═════ Data to process ═════
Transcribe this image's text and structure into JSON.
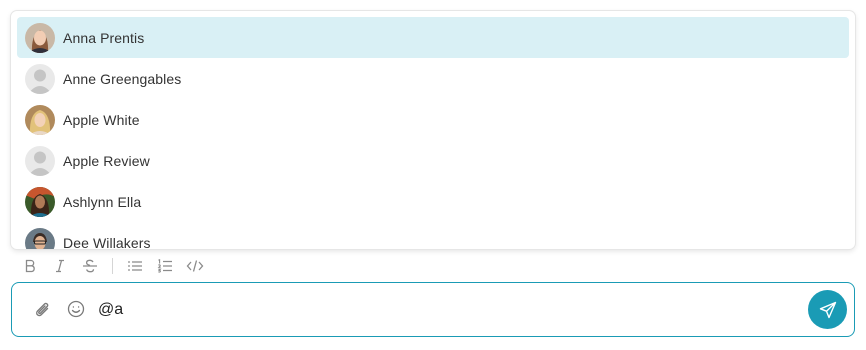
{
  "mentions": {
    "items": [
      {
        "name": "Anna Prentis",
        "avatar": "photo-avatar",
        "active": true
      },
      {
        "name": "Anne Greengables",
        "avatar": "placeholder-avatar",
        "active": false
      },
      {
        "name": "Apple White",
        "avatar": "photo-avatar",
        "active": false
      },
      {
        "name": "Apple Review",
        "avatar": "placeholder-avatar",
        "active": false
      },
      {
        "name": "Ashlynn Ella",
        "avatar": "photo-avatar",
        "active": false
      },
      {
        "name": "Dee Willakers",
        "avatar": "photo-avatar",
        "active": false
      }
    ]
  },
  "toolbar": {
    "icons": [
      "bold-icon",
      "italic-icon",
      "strikethrough-icon",
      "bullet-list-icon",
      "numbered-list-icon",
      "code-icon"
    ]
  },
  "composer": {
    "value": "@a",
    "icons": [
      "paperclip-icon",
      "emoji-icon",
      "send-icon"
    ]
  },
  "colors": {
    "accent": "#1a9bb5",
    "active_row": "#d9f0f5",
    "toolbar_icon": "#8a8a8a"
  }
}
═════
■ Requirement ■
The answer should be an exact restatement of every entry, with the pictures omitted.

■ Result ■
Transcribe this image's text and structure into JSON.
{
  "mentions": {
    "items": [
      {
        "name": "Anna Prentis",
        "avatar": "photo-avatar",
        "active": true
      },
      {
        "name": "Anne Greengables",
        "avatar": "placeholder-avatar",
        "active": false
      },
      {
        "name": "Apple White",
        "avatar": "photo-avatar",
        "active": false
      },
      {
        "name": "Apple Review",
        "avatar": "placeholder-avatar",
        "active": false
      },
      {
        "name": "Ashlynn Ella",
        "avatar": "photo-avatar",
        "active": false
      },
      {
        "name": "Dee Willakers",
        "avatar": "photo-avatar",
        "active": false
      }
    ]
  },
  "toolbar": {
    "icons": [
      "bold-icon",
      "italic-icon",
      "strikethrough-icon",
      "bullet-list-icon",
      "numbered-list-icon",
      "code-icon"
    ]
  },
  "composer": {
    "value": "@a",
    "icons": [
      "paperclip-icon",
      "emoji-icon",
      "send-icon"
    ]
  },
  "colors": {
    "accent": "#1a9bb5",
    "active_row": "#d9f0f5",
    "toolbar_icon": "#8a8a8a"
  }
}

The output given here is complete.